Trend 3: Employers will prioritize DE&I action and accountability
A desire for more transparency is shared by employees and job seekers. A September 2020 Glassdoor survey shows that more than 3 in 4 employees and job seekers (76%) report a diverse workforce is an important factor when evaluating companies and job offers. Companies that don’t invest in DE&I thus risk losing out to competitors—both in terms of failing to communicate commitments on DE&I to employees and job seekers and in developing their ability to meaningfully engage in conversations on solutions. Ultimately, company investments in DE&I efforts are both a social good and a critical part of a company’s workforce management strategy—a particularly salient consideration at a time when finding and retaining talent is so difficult.

Trend 4: Workplace community will expand beyond company walls

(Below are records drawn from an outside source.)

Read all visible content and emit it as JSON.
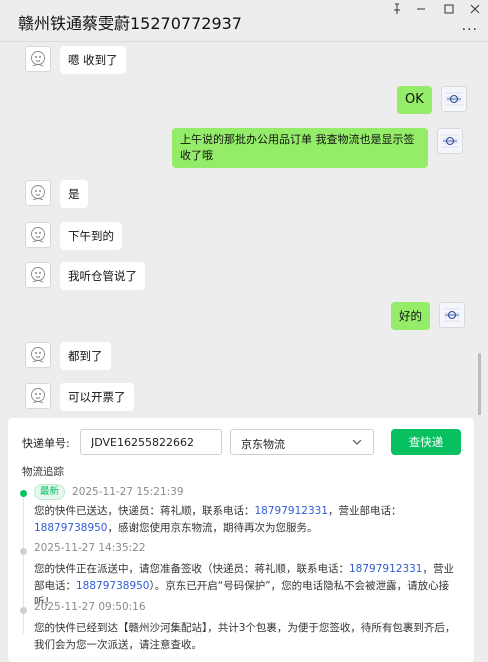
{
  "window": {
    "title": "赣州铁通蔡雯蔚15270772937",
    "controls": [
      "pin-icon",
      "minimize-icon",
      "maximize-icon",
      "close-icon"
    ],
    "more_label": "···"
  },
  "chat": {
    "messages": [
      {
        "from": "contact",
        "text": "嗯 收到了"
      },
      {
        "from": "me",
        "text": "OK"
      },
      {
        "from": "me",
        "text": "上午说的那批办公用品订单  我查物流也是显示签收了哦"
      },
      {
        "from": "contact",
        "text": "是"
      },
      {
        "from": "contact",
        "text": "下午到的"
      },
      {
        "from": "contact",
        "text": "我听仓管说了"
      },
      {
        "from": "me",
        "text": "好的"
      },
      {
        "from": "contact",
        "text": "都到了"
      },
      {
        "from": "contact",
        "text": "可以开票了"
      }
    ]
  },
  "express": {
    "tracking_label": "快递单号:",
    "tracking_value": "JDVE16255822662",
    "carrier": "京东物流",
    "query_button": "查快递",
    "log_title": "物流追踪",
    "latest_badge": "最新",
    "events": [
      {
        "time": "2025-11-27 15:21:39",
        "text_a": "您的快件已送达，快递员：蒋礼顺，联系电话：",
        "phone_a": "18797912331",
        "text_b": "，营业部电话：",
        "phone_b": "18879738950",
        "text_c": "，感谢您使用京东物流，期待再次为您服务。"
      },
      {
        "time": "2025-11-27 14:35:22",
        "text_a": "您的快件正在派送中，请您准备签收（快递员：蒋礼顺，联系电话：",
        "phone_a": "18797912331",
        "text_b": "，营业部电话：",
        "phone_b": "18879738950",
        "text_c": "）。京东已开启“号码保护”，您的电话隐私不会被泄露，请放心接听！"
      },
      {
        "time": "2025-11-27 09:50:16",
        "text_a": "您的快件已经到达【赣州沙河集配站】，共计3个包裹，为便于您签收，待所有包裹到齐后，我们会为您一次派送，请注意查收。"
      }
    ]
  },
  "colors": {
    "accent": "#07c160",
    "bubble_me": "#95ec69",
    "link": "#2e5bd6"
  }
}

The employee-employer bond has intensified over the last decade. Employers increasingly compete for talent by emphasizing employee engagement and workplace experience. The pandemic, however, has made staying connected with increasingly dispersed coworkers and peers more difficult. Many companies previously leaned on the physical office to facilitate this sense of community, offering attractive in-office perks. But what employees miss now is not the office. At a time when the flexibility offered by remote work is valuable for employees, maintaining and enhancing employee connection and community requires special attention from employers.

Full Article:  Glassdoor Workplace Trends for 2022 – Glassdoor